Thank you for your reply Svante.
Not all our staff need file-level encryption (all our systems use Microsoft BitLocker in case the hardware is stolen) but for those people who need to share files they use AxCrypt.
Some of our clients need confidential documents sent via email and we insist that they’re encrypted to protect us and them. We’ve suggested encrypted zips but not all of our clients will install third-party software. Because Windows compressed folders uses weak ZipCrypto it can’t decompress AES encrypted zips. They’re happy accepting encrypted EXEs. For the same reason they wouldn’t install AxCrypt 2 portable.
The relevant department have their own password manager with client passwords stored in; that’s a password that the client has agreed in person or split 50% over the phone and 50% via secure text (like WhatsApp). The department password database is backed up to our servers.

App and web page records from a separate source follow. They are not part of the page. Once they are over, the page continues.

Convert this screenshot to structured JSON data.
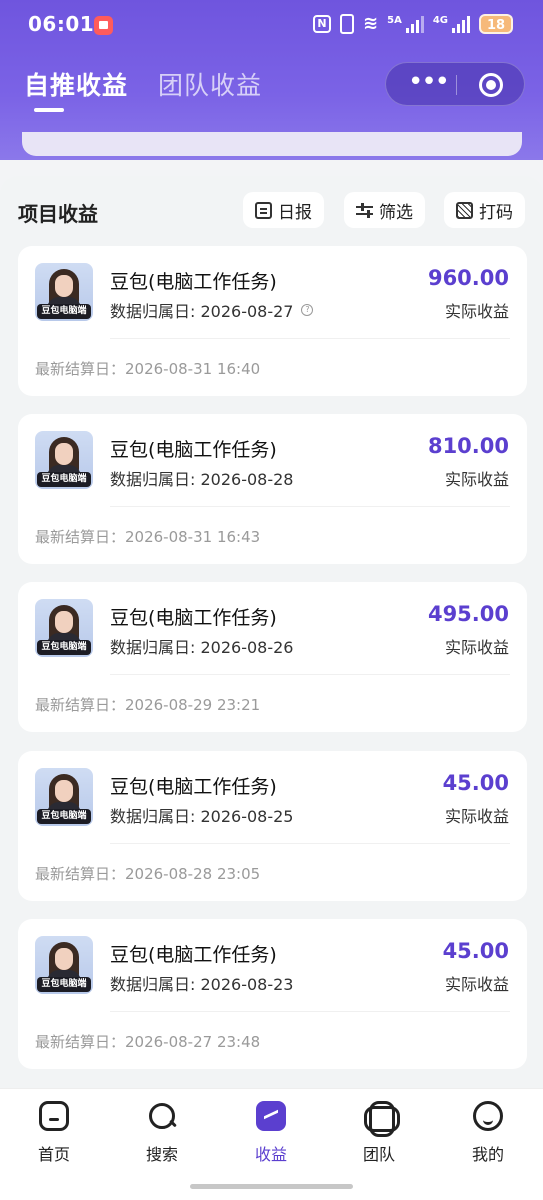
{
  "status": {
    "time": "06:01",
    "battery": "18",
    "network_5g_label": "5A",
    "network_4g_label": "4G"
  },
  "header": {
    "tabs": [
      {
        "label": "自推收益",
        "active": true
      },
      {
        "label": "团队收益",
        "active": false
      }
    ],
    "capsule_more": "•••"
  },
  "section": {
    "title": "项目收益",
    "buttons": {
      "daily": "日报",
      "filter": "筛选",
      "code": "打码"
    }
  },
  "cards": [
    {
      "title": "豆包(电脑工作任务)",
      "avatar_tag": "豆包电脑端",
      "date": "数据归属日: 2026-08-27",
      "has_info": true,
      "amount": "960.00",
      "amount_label": "实际收益",
      "settle": "最新结算日：2026-08-31 16:40"
    },
    {
      "title": "豆包(电脑工作任务)",
      "avatar_tag": "豆包电脑端",
      "date": "数据归属日: 2026-08-28",
      "has_info": false,
      "amount": "810.00",
      "amount_label": "实际收益",
      "settle": "最新结算日：2026-08-31 16:43"
    },
    {
      "title": "豆包(电脑工作任务)",
      "avatar_tag": "豆包电脑端",
      "date": "数据归属日: 2026-08-26",
      "has_info": false,
      "amount": "495.00",
      "amount_label": "实际收益",
      "settle": "最新结算日：2026-08-29 23:21"
    },
    {
      "title": "豆包(电脑工作任务)",
      "avatar_tag": "豆包电脑端",
      "date": "数据归属日: 2026-08-25",
      "has_info": false,
      "amount": "45.00",
      "amount_label": "实际收益",
      "settle": "最新结算日：2026-08-28 23:05"
    },
    {
      "title": "豆包(电脑工作任务)",
      "avatar_tag": "豆包电脑端",
      "date": "数据归属日: 2026-08-23",
      "has_info": false,
      "amount": "45.00",
      "amount_label": "实际收益",
      "settle": "最新结算日：2026-08-27 23:48"
    }
  ],
  "nav": [
    {
      "label": "首页",
      "icon": "home-icon",
      "active": false
    },
    {
      "label": "搜索",
      "icon": "search-icon",
      "active": false
    },
    {
      "label": "收益",
      "icon": "earnings-icon",
      "active": true
    },
    {
      "label": "团队",
      "icon": "team-icon",
      "active": false
    },
    {
      "label": "我的",
      "icon": "me-icon",
      "active": false
    }
  ],
  "colors": {
    "header": "#6f55de",
    "accent": "#5b3fcf"
  }
}
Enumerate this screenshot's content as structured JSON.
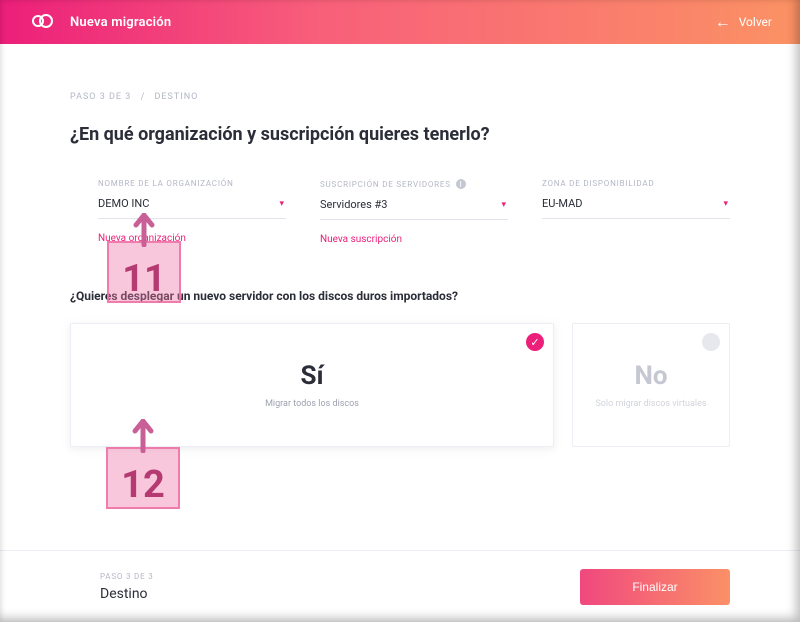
{
  "header": {
    "title": "Nueva migración",
    "back_label": "Volver"
  },
  "breadcrumb": {
    "step": "PASO 3 DE 3",
    "section": "DESTINO"
  },
  "questions": {
    "main": "¿En qué organización y suscripción quieres tenerlo?",
    "deploy": "¿Quieres desplegar un nuevo servidor con los discos duros importados?"
  },
  "selectors": {
    "org": {
      "label": "NOMBRE DE LA ORGANIZACIÓN",
      "value": "DEMO INC",
      "new": "Nueva organización"
    },
    "sub": {
      "label": "SUSCRIPCIÓN DE SERVIDORES",
      "value": "Servidores #3",
      "new": "Nueva suscripción"
    },
    "zone": {
      "label": "ZONA DE DISPONIBILIDAD",
      "value": "EU-MAD"
    }
  },
  "cards": {
    "yes": {
      "title": "Sí",
      "sub": "Migrar todos los discos"
    },
    "no": {
      "title": "No",
      "sub": "Solo migrar discos virtuales"
    }
  },
  "footer": {
    "step": "PASO 3 DE 3",
    "section": "Destino",
    "finish": "Finalizar"
  },
  "annotations": {
    "n11": "11",
    "n12": "12"
  }
}
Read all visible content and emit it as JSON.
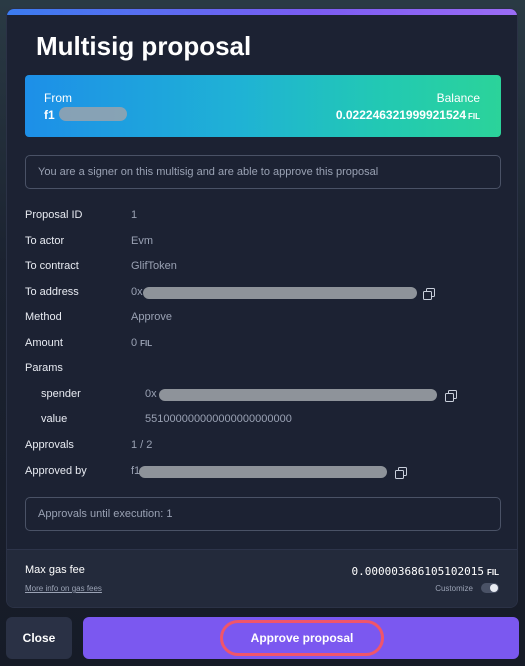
{
  "title": "Multisig proposal",
  "balance_card": {
    "from_label": "From",
    "from_value": "f1",
    "balance_label": "Balance",
    "balance_value": "0.022246321999921524",
    "balance_unit": "FIL",
    "gradient": [
      "#1d8fe8",
      "#2bd39a"
    ]
  },
  "signer_notice": "You are a signer on this multisig and are able to approve this proposal",
  "details": {
    "proposal_id": {
      "label": "Proposal ID",
      "value": "1"
    },
    "to_actor": {
      "label": "To actor",
      "value": "Evm"
    },
    "to_contract": {
      "label": "To contract",
      "value": "GlifToken"
    },
    "to_address": {
      "label": "To address",
      "value": "0x"
    },
    "method": {
      "label": "Method",
      "value": "Approve"
    },
    "amount": {
      "label": "Amount",
      "value": "0",
      "unit": "FIL"
    },
    "params": {
      "label": "Params",
      "spender": {
        "label": "spender",
        "value": "0x"
      },
      "value": {
        "label": "value",
        "value": "551000000000000000000000"
      }
    },
    "approvals": {
      "label": "Approvals",
      "value": "1 / 2"
    },
    "approved_by": {
      "label": "Approved by",
      "value": "f1"
    }
  },
  "execution_notice": "Approvals until execution: 1",
  "gas": {
    "label": "Max gas fee",
    "link": "More info on gas fees",
    "value": "0.000003686105102015",
    "unit": "FIL",
    "customize_label": "Customize"
  },
  "buttons": {
    "close": "Close",
    "approve": "Approve proposal"
  },
  "colors": {
    "accent": "#7b58f0",
    "highlight_ring": "#f0556a",
    "modal_bg": "#1c2233"
  }
}
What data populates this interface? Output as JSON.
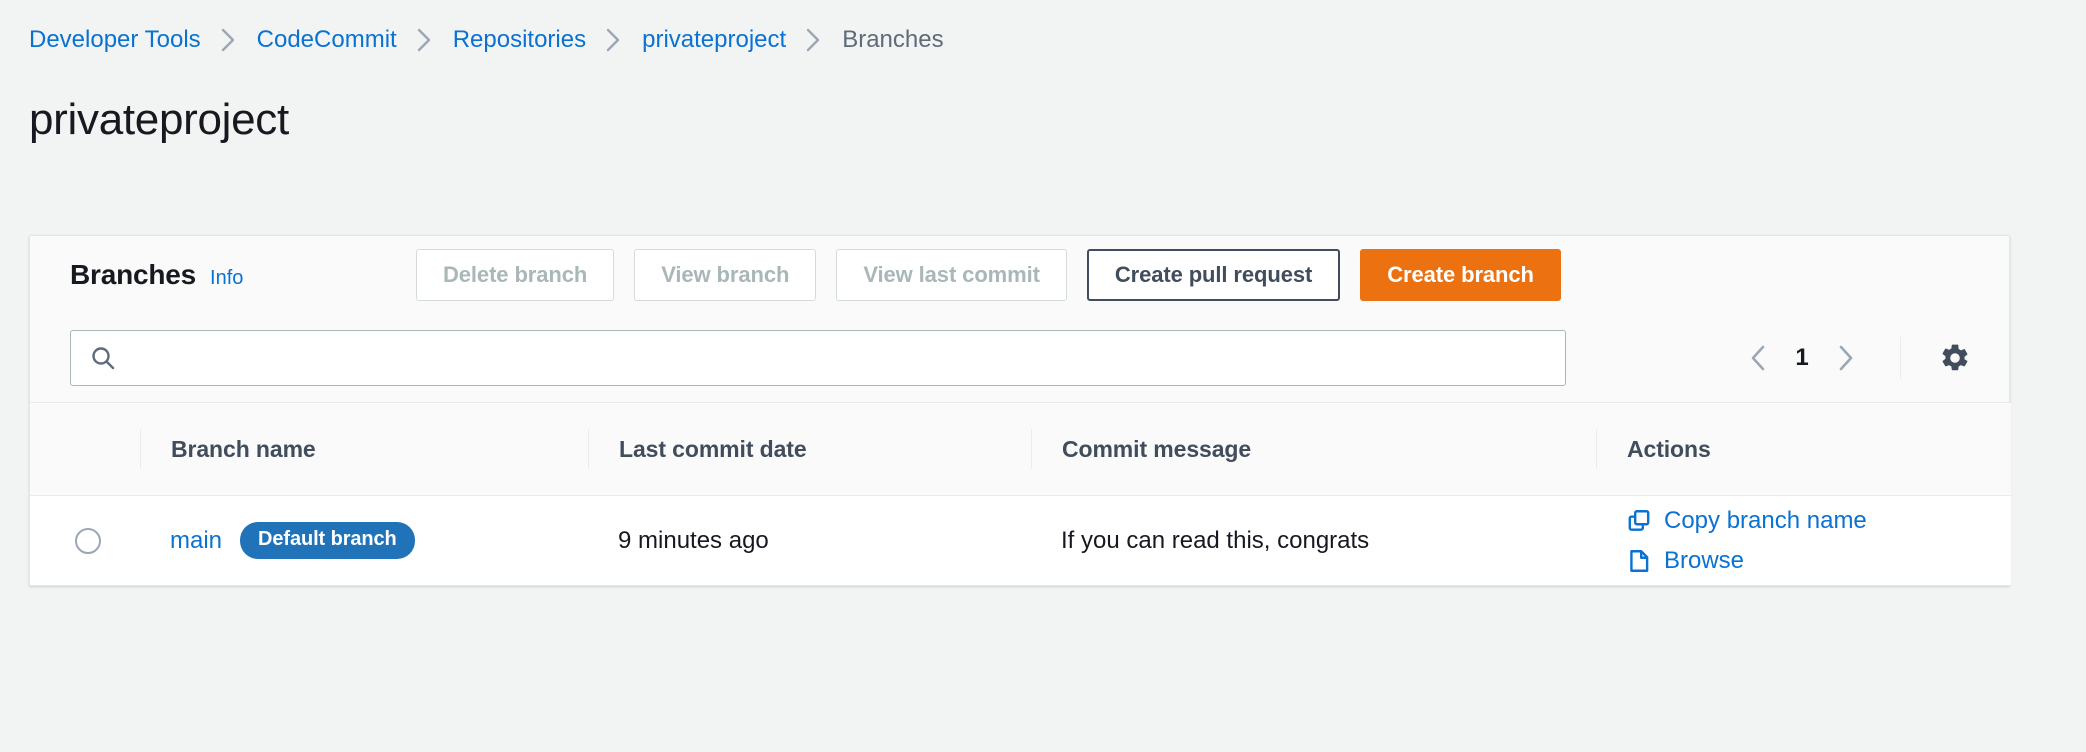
{
  "breadcrumb": {
    "items": [
      {
        "label": "Developer Tools",
        "current": false
      },
      {
        "label": "CodeCommit",
        "current": false
      },
      {
        "label": "Repositories",
        "current": false
      },
      {
        "label": "privateproject",
        "current": false
      },
      {
        "label": "Branches",
        "current": true
      }
    ],
    "separator_icon": "chevron-right-icon"
  },
  "page": {
    "title": "privateproject"
  },
  "panel": {
    "header": {
      "title": "Branches",
      "info_label": "Info",
      "buttons": [
        {
          "label": "Delete branch",
          "variant": "disabled"
        },
        {
          "label": "View branch",
          "variant": "disabled"
        },
        {
          "label": "View last commit",
          "variant": "disabled"
        },
        {
          "label": "Create pull request",
          "variant": "normal"
        },
        {
          "label": "Create branch",
          "variant": "primary"
        }
      ]
    },
    "search": {
      "value": "",
      "placeholder": "",
      "icon": "search-icon"
    },
    "pagination": {
      "prev_icon": "chevron-left-icon",
      "next_icon": "chevron-right-icon",
      "current_page": "1",
      "prev_enabled": false,
      "next_enabled": false,
      "settings_icon": "gear-icon"
    },
    "table": {
      "columns": [
        {
          "label": ""
        },
        {
          "label": "Branch name"
        },
        {
          "label": "Last commit date"
        },
        {
          "label": "Commit message"
        },
        {
          "label": "Actions"
        }
      ],
      "rows": [
        {
          "selected": false,
          "branch_name": "main",
          "badge": "Default branch",
          "last_commit_date": "9 minutes ago",
          "commit_message": "If you can read this, congrats",
          "actions": [
            {
              "label": "Copy branch name",
              "icon": "copy-icon"
            },
            {
              "label": "Browse",
              "icon": "file-icon"
            }
          ]
        }
      ]
    }
  },
  "colors": {
    "link": "#0972d3",
    "primary_button": "#ec7211",
    "badge": "#2073b8",
    "page_background": "#f2f3f3",
    "panel_header_background": "#fafafa",
    "text": "#16191f",
    "muted_text": "#5f6b7a",
    "disabled_text": "#aab7b8"
  }
}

Our systems prevent external devices being connected, like flash drives, so there’s no chance of a rogue file being introduced by that method. We have UTM appliances which controls inbound and outbound access along with general firewalling of the network and virus protection. We allow executable files to be sent internally and externally although we’ve configured our rules to block inbound EXE files. We host our own Exchange services on premises.
It’s good that AxCrypt aren’t using Cloudflare and between me posting my original message, and me replying, I found this list of presently identified affected domains (it’s a work in progress and being updated as and when Google release more details).
It’s a huge list and I had to use Vim to open the text file.